## Problem to work on
Note every line in the entries that contains the string "code", and copy it.

Saved data entries:

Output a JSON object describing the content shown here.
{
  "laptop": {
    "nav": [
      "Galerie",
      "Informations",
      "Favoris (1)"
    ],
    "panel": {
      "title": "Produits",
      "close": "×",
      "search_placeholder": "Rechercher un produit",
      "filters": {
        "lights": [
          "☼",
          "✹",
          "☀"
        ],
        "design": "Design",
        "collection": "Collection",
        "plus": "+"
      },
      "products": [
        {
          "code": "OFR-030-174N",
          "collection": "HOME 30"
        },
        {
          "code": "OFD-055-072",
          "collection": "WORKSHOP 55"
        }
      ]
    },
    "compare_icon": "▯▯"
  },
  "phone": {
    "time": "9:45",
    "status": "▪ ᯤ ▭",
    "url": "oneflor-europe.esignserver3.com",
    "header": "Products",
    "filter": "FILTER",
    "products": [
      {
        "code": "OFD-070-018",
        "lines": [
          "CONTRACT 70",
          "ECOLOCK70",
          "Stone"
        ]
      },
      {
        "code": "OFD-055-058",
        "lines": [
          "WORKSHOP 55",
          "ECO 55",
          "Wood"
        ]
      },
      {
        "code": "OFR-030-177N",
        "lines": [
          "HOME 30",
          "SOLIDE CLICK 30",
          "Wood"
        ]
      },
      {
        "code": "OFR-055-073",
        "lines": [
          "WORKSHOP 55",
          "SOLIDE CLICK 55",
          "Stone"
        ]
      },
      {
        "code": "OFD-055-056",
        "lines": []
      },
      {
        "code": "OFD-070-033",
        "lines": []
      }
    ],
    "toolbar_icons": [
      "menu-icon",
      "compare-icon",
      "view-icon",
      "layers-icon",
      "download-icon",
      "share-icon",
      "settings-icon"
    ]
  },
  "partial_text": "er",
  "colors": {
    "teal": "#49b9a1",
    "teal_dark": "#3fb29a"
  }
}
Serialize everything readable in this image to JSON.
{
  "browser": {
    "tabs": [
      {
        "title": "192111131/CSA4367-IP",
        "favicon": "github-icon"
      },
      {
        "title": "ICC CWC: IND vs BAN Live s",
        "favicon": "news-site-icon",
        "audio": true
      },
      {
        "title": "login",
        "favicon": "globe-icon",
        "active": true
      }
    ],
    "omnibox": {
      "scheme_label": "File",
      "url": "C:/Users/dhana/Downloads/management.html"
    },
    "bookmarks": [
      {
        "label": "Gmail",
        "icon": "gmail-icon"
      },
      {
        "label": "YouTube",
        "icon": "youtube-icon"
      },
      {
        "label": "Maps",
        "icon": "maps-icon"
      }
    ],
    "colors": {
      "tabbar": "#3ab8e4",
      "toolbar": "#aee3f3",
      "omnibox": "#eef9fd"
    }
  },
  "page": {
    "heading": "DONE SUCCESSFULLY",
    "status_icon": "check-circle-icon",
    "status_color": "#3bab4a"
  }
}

## Exercise response
          "code": "OFR-030-174N",
          "code": "OFD-055-072",
        "code": "OFD-070-018",
        "code": "OFD-055-058",
        "code": "OFR-030-177N",
        "code": "OFR-055-073",
        "code": "OFD-055-056",
        "code": "OFD-070-033",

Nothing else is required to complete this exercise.